Answer: You cannot plant a tomato in that pot unless you refresh its potting soil. Tomatoes are rife with soil-borne diseases that can carry over from year to year, so it is better to be safe than sorry. (Click here to learn more about tomato diseases and disease-resistant tomato varieties.) If you opt for rotation, tomatoes should be rotated on a three-year cycle–tomato one year and other vegetables the next two years. (Either way, the potting soil should be refreshed every one to two years.) Good vegetables to rotate in after tomatoes include beans and peas because they naturally fortify soils with nitrogen, and greens, because they are not too demanding.
I encourage you to read my article about vegetable rotation titled Spring to Fall Vegetable Rotation: Planting for Non-stop Garden Produce. It will provide all of the information you will need to effectively rotate your crops, whether container- or garden-grown. You might also like to watch the video below about successfully growing tomatoes in containers.
“I have a deep garden box with soil and fertilizer. I plant tomatoes and they never do well. I am getting frustrated. This year will be my 3rd try!” Question from Janis of North Attleboro, Massachusetts

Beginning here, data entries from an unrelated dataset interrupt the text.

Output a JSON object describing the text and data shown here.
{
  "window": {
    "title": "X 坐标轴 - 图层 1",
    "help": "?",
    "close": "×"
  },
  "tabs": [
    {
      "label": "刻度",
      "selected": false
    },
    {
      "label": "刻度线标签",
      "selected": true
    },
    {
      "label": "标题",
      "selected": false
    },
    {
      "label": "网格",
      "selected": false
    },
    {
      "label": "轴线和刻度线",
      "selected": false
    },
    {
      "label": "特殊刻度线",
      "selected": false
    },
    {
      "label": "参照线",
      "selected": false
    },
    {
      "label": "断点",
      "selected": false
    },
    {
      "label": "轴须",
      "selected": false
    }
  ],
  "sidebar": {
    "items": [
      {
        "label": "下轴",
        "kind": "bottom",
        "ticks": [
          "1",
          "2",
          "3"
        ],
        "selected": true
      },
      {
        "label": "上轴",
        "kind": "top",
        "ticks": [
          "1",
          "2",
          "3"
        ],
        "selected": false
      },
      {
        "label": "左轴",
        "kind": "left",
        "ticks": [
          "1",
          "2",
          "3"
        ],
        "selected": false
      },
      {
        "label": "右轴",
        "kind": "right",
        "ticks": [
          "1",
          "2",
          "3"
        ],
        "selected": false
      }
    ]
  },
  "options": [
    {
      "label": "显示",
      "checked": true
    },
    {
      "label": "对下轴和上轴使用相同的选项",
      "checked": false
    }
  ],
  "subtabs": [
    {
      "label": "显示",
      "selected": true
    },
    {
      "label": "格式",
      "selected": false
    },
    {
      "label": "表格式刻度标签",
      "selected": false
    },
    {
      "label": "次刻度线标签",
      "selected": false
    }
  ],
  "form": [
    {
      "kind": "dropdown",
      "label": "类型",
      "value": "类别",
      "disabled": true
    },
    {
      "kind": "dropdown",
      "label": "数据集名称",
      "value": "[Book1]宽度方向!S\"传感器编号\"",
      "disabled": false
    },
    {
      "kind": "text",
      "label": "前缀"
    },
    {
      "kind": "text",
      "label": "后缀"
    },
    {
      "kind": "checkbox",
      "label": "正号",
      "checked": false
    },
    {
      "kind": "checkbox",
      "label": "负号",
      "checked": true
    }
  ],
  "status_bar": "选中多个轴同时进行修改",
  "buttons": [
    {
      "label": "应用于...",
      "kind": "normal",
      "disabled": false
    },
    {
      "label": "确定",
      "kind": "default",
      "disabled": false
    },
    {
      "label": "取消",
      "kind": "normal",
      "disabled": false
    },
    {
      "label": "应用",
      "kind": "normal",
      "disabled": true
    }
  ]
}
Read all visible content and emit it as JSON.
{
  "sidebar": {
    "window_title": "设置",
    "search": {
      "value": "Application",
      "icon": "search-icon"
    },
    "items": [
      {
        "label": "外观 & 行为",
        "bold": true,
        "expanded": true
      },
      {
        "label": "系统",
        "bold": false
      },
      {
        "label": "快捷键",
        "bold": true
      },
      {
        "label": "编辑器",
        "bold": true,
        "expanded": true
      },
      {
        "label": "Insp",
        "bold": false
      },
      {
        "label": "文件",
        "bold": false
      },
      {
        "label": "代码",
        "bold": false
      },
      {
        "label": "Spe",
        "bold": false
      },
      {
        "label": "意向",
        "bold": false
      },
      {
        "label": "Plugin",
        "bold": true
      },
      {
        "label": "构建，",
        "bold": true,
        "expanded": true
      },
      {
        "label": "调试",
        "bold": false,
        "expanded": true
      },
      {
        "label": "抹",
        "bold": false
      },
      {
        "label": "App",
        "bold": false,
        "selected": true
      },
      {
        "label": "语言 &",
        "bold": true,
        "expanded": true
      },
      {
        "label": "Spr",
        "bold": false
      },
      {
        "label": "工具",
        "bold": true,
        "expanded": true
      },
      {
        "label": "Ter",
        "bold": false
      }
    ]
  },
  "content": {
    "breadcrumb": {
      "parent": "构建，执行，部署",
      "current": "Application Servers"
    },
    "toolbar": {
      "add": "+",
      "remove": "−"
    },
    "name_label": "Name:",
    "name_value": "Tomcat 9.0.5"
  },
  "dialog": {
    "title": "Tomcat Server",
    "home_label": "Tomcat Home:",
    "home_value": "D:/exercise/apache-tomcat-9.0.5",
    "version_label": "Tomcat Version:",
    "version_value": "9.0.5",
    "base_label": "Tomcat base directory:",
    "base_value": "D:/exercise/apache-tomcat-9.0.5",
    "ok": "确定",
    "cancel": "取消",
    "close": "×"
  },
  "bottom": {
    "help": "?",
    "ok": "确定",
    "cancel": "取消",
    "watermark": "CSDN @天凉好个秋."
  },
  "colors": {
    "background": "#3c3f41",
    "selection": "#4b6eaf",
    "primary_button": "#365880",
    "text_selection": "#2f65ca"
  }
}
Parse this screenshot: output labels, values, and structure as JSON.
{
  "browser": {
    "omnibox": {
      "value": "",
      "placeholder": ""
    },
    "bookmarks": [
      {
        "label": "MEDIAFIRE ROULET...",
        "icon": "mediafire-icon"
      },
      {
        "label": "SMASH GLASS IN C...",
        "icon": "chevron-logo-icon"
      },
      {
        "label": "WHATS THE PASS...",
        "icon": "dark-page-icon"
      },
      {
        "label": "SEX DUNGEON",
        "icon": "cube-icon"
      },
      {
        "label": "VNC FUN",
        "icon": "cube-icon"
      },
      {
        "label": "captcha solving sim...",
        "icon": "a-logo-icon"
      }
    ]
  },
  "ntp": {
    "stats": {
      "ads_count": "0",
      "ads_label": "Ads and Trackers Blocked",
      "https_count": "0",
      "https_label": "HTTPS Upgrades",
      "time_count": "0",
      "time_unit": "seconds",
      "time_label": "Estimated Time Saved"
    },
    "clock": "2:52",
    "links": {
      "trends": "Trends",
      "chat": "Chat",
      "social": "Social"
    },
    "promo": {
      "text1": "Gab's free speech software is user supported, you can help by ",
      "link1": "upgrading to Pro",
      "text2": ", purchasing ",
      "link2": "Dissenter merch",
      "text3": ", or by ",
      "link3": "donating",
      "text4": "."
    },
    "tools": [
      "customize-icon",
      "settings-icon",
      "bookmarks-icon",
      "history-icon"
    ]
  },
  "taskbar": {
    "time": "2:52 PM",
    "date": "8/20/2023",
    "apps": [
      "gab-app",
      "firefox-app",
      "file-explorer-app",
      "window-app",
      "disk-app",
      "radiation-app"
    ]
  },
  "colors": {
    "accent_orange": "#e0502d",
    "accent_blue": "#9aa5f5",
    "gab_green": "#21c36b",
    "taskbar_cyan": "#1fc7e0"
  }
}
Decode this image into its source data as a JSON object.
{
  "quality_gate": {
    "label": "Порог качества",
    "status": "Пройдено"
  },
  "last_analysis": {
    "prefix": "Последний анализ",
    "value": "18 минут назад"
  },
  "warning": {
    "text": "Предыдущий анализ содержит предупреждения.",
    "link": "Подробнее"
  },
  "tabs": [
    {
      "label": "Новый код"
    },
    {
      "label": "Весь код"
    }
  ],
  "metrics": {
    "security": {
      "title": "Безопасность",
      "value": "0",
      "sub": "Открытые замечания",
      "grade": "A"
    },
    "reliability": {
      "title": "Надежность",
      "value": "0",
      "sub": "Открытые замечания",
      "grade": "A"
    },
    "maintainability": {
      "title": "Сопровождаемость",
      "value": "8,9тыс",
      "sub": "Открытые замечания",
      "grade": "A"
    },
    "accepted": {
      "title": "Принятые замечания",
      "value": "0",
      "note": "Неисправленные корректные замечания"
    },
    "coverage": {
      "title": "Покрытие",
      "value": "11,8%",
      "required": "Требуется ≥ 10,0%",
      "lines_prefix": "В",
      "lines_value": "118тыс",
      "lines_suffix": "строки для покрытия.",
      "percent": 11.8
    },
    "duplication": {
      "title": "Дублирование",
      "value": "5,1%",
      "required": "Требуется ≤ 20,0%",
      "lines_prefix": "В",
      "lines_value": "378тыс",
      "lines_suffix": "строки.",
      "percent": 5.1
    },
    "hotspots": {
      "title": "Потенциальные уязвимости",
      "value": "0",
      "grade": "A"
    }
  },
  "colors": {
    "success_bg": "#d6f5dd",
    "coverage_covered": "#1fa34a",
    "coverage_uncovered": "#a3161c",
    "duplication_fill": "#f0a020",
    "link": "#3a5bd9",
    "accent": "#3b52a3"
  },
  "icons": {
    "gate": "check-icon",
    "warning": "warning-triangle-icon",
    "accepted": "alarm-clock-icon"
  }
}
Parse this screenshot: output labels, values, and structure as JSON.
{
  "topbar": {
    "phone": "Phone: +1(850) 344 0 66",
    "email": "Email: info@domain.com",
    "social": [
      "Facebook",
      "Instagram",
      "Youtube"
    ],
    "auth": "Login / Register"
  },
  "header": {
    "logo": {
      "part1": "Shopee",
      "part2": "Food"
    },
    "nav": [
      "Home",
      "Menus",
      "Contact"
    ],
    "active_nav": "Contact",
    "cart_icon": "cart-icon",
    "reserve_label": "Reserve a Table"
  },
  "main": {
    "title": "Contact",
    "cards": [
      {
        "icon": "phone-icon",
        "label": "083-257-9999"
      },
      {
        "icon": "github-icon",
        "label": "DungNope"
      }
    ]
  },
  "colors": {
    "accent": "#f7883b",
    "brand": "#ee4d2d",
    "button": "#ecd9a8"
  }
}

Answer: There are several reasons why your potted tomatoes may not be succeeding. I will list several potential reasons, and then provide some suggestions for this year’s container tomatoes.
Potential reasons for container tomato failure:
The garden box is not draining well.
The box is not big enough.
You are watering too often or not often enough.
You are growing indeterminate, or vining, tomatoes.
Your tomatoes are diseased.
For your third try, follow these tips for success.
Make sure your container is draining very well and its soil is fast-draining and porous. Also, consider planting your tomatoes in a larger pot. Watch the video below to see what size containers work for me.
Feed with a fertilizer formulated for tomato growing.
Choose a determinate, or bush, tomato that is certain to grow well in your Massachusetts climate. ‘Celebrity’ is an award-winning red slicer that always performs well in containers. ‘Glacier‘ is a flavorful cocktail tomato that grows well up North. ‘Sunrise’ sauce tomato is a super sweet, golden sauce tomato that is perfect for pots.
Place pots in full sun and keep them evenly moist but not wet. Water most frequently in hot, summer weather.